━━ DATASET CONTENT ━━
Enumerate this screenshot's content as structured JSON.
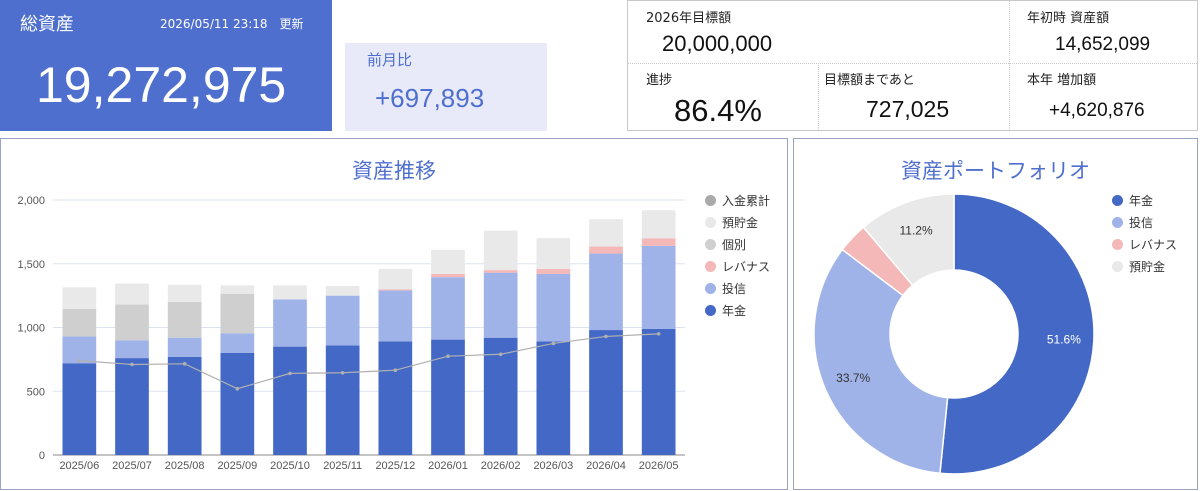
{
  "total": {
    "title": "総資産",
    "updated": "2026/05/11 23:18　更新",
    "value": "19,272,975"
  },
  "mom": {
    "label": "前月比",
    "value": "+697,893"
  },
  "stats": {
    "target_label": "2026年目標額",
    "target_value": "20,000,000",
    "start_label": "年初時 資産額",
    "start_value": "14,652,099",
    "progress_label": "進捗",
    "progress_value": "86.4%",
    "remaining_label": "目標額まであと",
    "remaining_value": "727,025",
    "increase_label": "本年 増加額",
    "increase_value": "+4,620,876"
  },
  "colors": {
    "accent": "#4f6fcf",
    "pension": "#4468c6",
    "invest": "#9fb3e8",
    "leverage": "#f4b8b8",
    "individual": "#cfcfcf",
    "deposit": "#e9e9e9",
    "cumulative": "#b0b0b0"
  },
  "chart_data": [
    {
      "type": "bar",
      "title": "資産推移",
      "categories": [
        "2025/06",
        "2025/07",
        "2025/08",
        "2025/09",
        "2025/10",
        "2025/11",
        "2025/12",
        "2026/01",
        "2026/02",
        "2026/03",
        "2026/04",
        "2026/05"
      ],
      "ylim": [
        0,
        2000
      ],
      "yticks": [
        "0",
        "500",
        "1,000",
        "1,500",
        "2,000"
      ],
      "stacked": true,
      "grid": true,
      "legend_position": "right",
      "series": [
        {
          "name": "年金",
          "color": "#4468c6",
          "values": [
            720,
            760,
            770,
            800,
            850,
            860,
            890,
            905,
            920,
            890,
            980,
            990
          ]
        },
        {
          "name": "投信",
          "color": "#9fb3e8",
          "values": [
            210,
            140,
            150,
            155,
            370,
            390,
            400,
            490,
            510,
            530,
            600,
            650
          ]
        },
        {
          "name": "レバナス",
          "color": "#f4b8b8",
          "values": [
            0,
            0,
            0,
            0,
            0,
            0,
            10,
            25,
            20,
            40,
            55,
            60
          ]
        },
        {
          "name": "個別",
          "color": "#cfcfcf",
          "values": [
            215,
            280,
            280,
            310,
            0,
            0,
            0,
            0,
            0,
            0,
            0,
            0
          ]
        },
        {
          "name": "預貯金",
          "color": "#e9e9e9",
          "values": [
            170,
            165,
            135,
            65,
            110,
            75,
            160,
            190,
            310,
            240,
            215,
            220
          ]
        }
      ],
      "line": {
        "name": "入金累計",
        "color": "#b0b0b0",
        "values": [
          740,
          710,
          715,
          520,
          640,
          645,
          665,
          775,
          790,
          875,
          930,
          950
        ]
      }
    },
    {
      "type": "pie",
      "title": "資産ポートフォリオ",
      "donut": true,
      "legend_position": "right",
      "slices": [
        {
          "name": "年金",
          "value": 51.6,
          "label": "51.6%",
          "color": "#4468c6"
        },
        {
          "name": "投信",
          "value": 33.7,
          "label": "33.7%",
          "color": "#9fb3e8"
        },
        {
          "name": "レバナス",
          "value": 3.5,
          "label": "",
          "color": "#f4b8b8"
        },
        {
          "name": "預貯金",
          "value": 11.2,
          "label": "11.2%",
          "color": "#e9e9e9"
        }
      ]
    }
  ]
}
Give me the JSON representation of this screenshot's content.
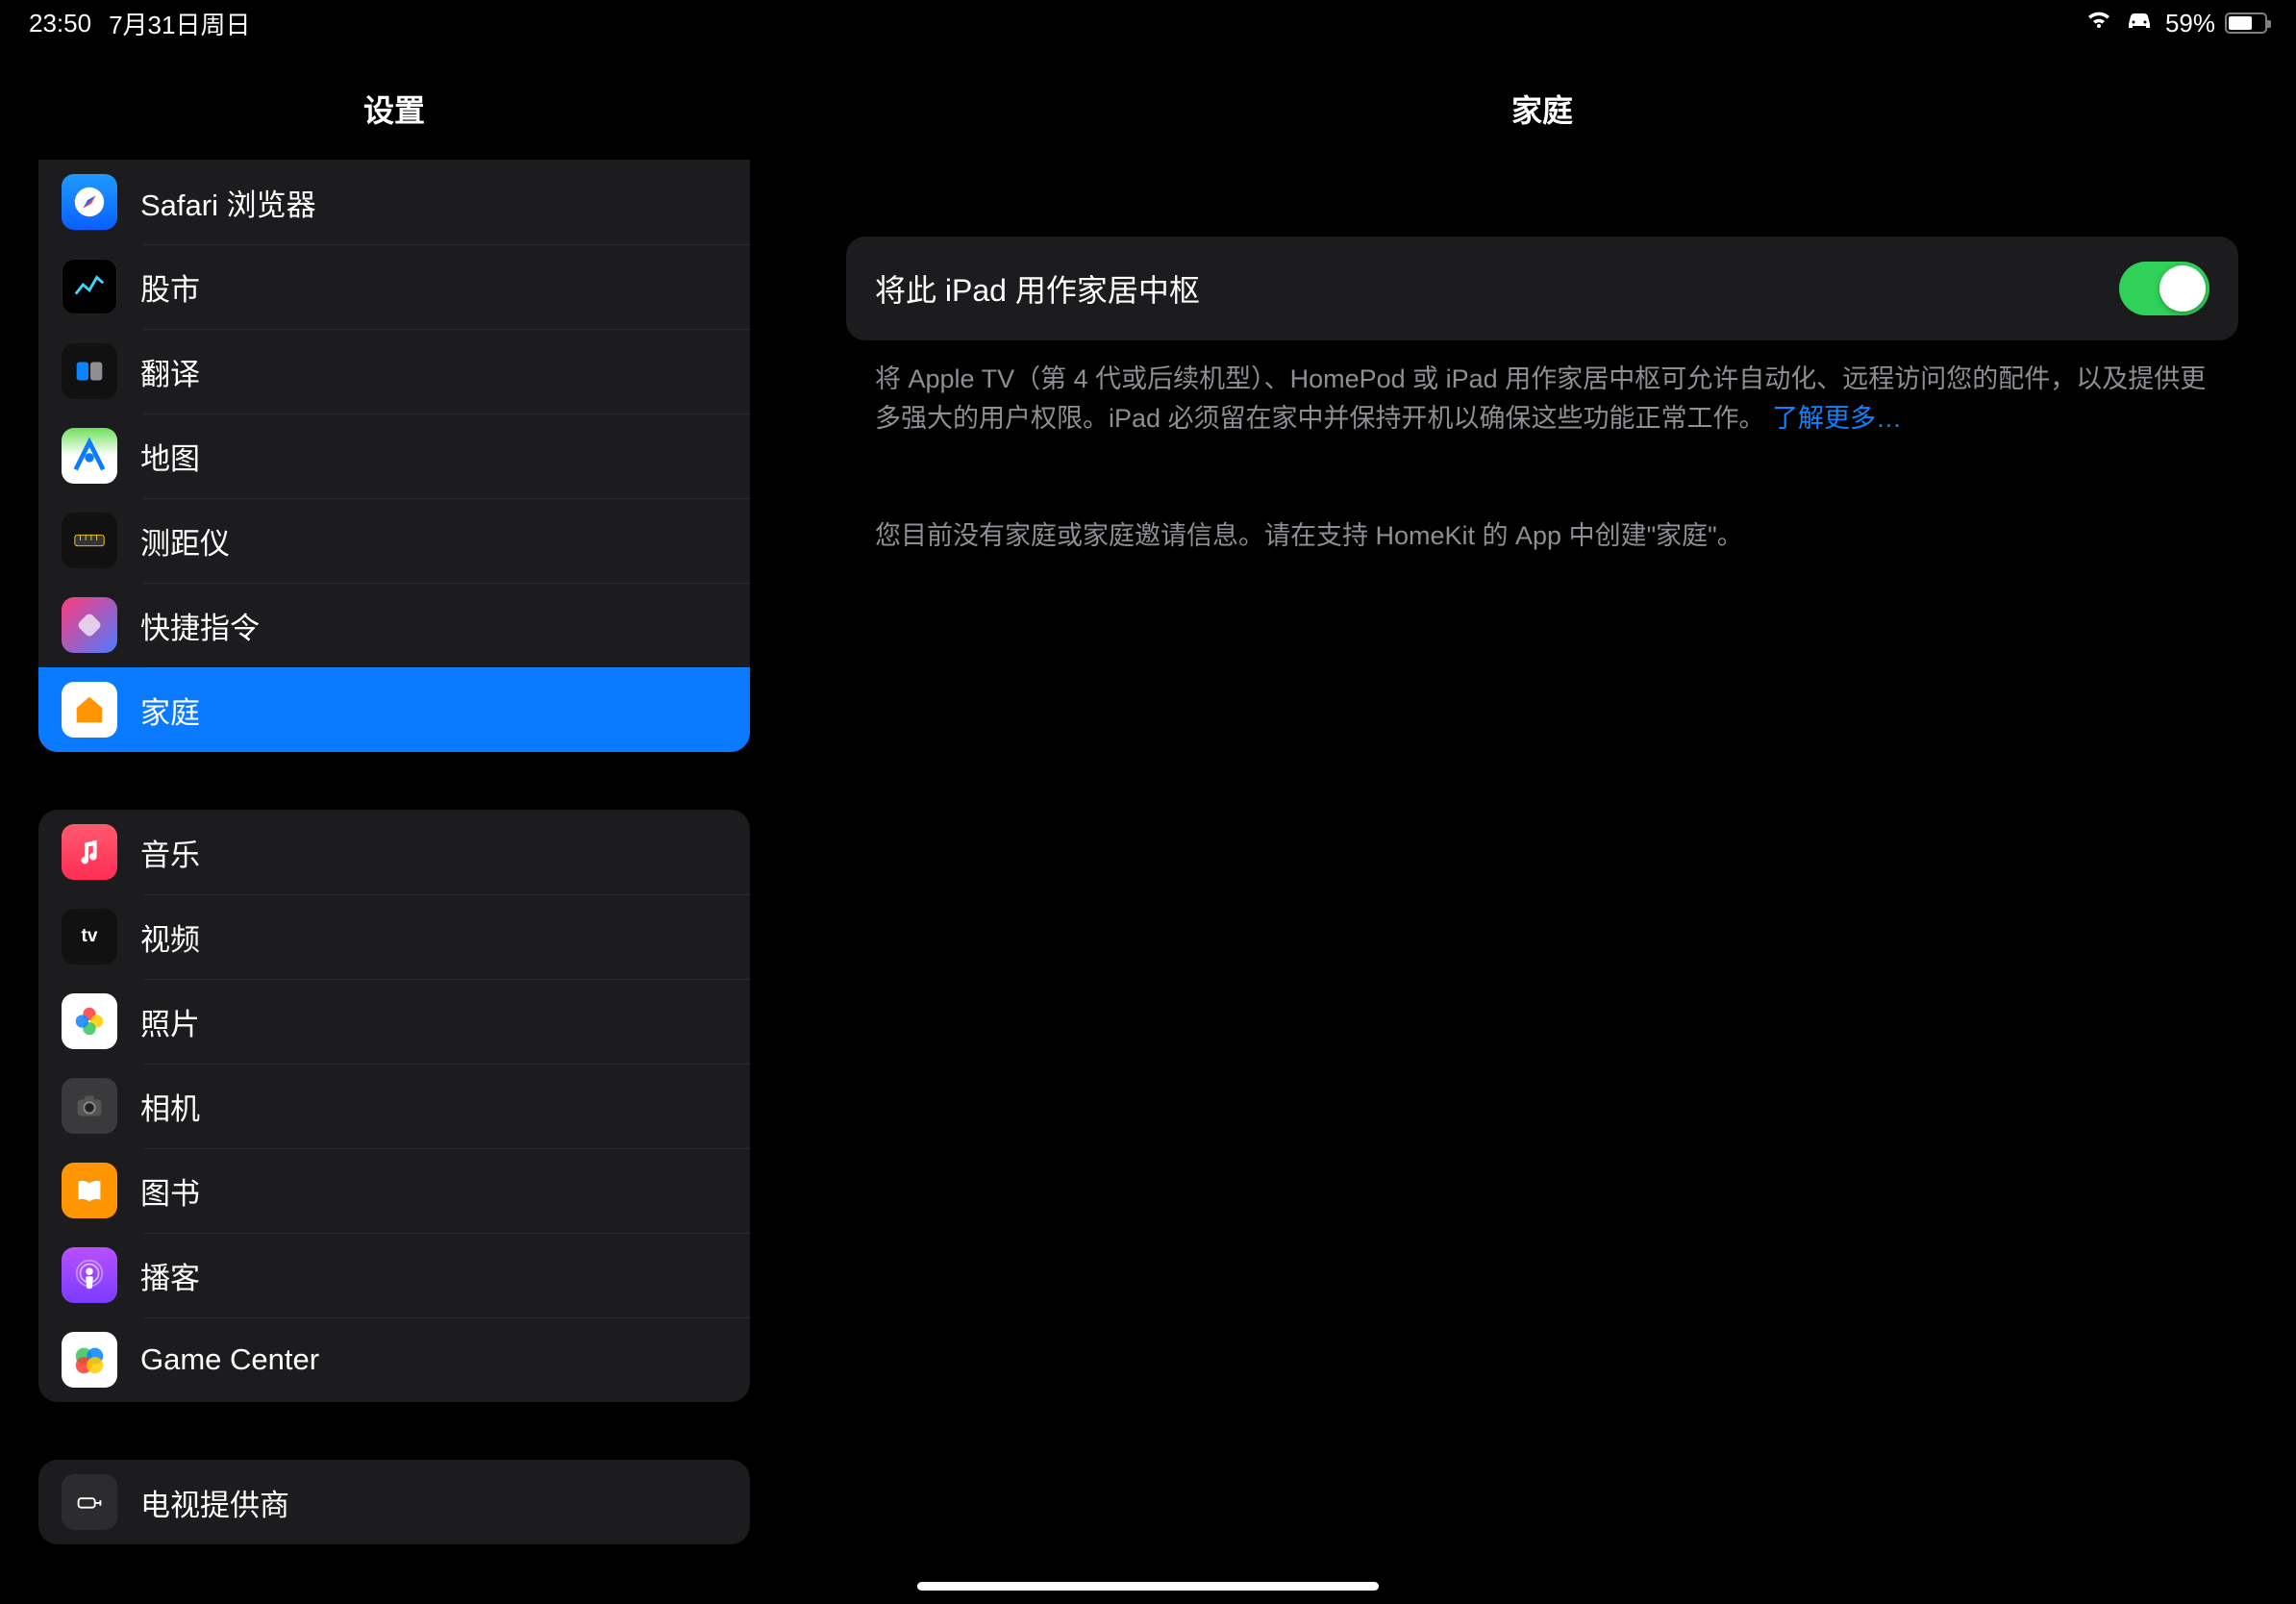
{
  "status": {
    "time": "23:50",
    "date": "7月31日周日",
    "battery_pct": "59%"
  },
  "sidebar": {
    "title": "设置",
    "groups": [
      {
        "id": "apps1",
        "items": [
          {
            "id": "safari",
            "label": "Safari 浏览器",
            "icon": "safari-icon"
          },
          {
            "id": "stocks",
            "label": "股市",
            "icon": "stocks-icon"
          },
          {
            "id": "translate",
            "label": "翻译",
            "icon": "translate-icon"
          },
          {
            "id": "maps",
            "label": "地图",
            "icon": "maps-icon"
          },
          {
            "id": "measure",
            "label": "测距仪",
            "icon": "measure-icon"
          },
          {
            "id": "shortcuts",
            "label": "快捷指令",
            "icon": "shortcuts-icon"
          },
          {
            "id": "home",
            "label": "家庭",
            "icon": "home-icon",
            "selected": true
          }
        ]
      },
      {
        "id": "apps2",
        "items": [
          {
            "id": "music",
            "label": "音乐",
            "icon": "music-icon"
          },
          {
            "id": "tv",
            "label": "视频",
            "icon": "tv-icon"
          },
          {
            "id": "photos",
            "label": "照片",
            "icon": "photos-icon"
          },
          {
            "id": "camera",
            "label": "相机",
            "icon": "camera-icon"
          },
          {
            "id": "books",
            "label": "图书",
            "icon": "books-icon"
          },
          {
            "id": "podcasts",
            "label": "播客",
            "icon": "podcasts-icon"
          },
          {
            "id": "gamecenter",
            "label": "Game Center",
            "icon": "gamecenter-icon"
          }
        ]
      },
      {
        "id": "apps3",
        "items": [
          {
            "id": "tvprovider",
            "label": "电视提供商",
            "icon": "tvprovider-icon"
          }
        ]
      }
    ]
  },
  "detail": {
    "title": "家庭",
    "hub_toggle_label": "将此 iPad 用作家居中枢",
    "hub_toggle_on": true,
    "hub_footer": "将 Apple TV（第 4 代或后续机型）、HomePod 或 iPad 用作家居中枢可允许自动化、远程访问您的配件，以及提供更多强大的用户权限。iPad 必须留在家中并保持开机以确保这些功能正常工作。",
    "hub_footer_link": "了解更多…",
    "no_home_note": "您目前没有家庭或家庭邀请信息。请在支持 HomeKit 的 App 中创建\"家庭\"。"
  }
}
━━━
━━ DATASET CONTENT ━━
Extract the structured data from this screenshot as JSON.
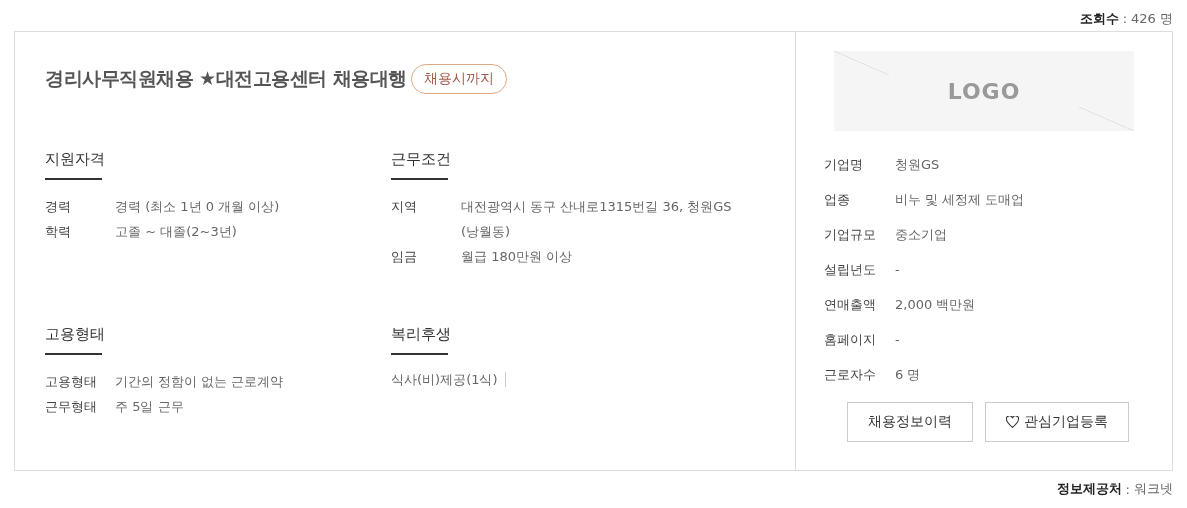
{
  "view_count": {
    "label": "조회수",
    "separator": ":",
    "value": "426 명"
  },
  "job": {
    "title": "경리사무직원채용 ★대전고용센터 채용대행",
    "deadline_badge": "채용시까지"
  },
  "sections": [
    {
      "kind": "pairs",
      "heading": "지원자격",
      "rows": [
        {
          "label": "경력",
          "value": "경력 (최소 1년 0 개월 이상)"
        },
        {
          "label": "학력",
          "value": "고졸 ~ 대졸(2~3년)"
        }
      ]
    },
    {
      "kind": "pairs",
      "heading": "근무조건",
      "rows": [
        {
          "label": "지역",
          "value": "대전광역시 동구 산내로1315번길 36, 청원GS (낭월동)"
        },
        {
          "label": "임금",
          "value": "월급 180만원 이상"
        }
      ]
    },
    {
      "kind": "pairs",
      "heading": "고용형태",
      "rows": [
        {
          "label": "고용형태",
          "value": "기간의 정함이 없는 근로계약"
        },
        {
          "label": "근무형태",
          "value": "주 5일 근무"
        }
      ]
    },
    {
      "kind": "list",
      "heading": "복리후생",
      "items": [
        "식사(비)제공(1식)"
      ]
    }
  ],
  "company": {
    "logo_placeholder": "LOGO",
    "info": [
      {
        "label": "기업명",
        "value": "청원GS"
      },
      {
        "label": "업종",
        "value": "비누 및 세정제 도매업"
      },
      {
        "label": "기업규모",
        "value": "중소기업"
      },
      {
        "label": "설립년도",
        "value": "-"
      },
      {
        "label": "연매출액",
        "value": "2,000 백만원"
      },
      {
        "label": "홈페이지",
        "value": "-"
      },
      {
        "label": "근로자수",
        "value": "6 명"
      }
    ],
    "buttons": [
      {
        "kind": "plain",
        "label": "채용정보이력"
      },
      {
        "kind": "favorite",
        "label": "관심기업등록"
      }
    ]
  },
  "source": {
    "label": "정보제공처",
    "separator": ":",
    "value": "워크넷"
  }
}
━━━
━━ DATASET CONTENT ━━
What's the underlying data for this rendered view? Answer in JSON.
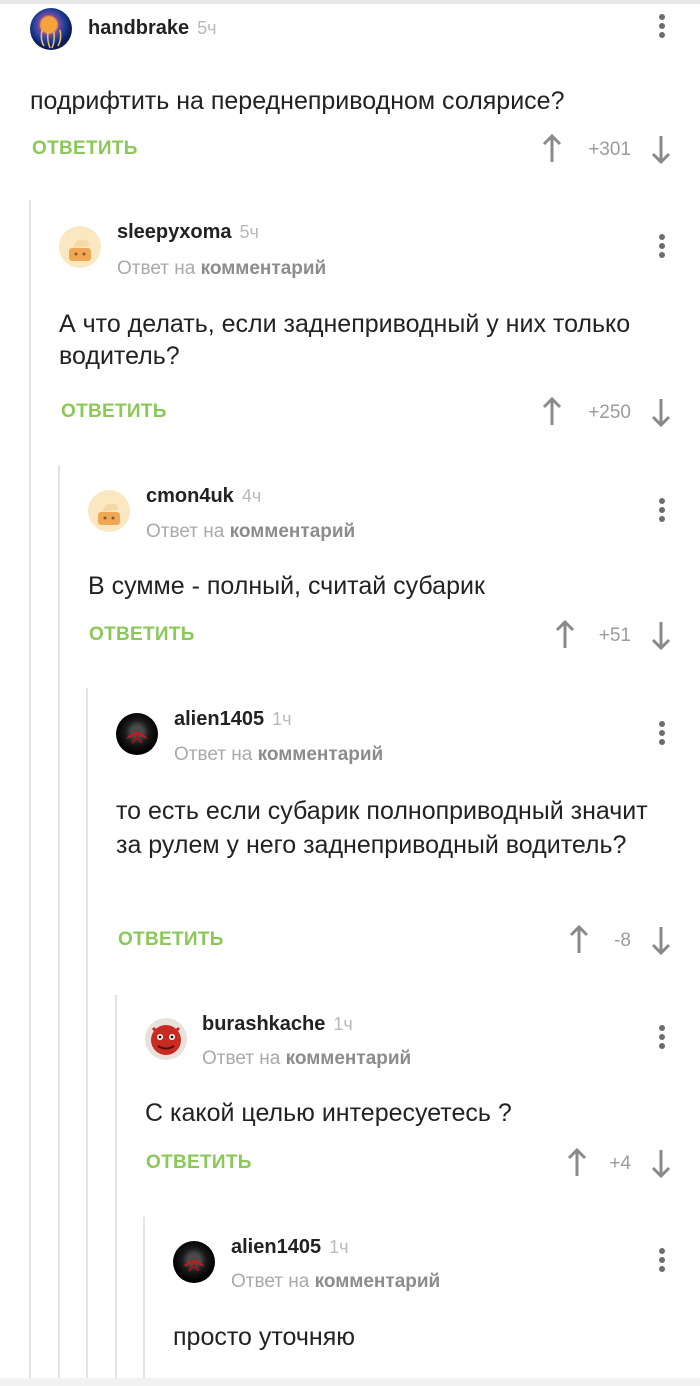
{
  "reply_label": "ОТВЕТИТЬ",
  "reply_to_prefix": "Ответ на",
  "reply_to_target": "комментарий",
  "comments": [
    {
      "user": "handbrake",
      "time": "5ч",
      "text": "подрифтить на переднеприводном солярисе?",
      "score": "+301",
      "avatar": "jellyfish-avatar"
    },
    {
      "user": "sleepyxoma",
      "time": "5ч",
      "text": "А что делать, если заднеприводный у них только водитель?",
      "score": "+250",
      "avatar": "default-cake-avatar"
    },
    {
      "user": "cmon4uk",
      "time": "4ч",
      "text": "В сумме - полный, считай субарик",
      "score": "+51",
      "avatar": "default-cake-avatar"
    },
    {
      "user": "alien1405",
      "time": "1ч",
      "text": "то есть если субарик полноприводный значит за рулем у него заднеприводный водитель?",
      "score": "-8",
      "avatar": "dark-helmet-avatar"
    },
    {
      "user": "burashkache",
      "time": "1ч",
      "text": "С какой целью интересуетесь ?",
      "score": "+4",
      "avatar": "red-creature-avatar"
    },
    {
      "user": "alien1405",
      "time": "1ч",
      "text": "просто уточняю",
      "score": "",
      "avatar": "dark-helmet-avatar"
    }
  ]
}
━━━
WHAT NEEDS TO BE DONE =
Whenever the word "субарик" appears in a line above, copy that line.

ANSWER FOR THIS EXERCISE =
      "text": "В сумме - полный, считай субарик",
      "text": "то есть если субарик полноприводный значит за рулем у него заднеприводный водитель?",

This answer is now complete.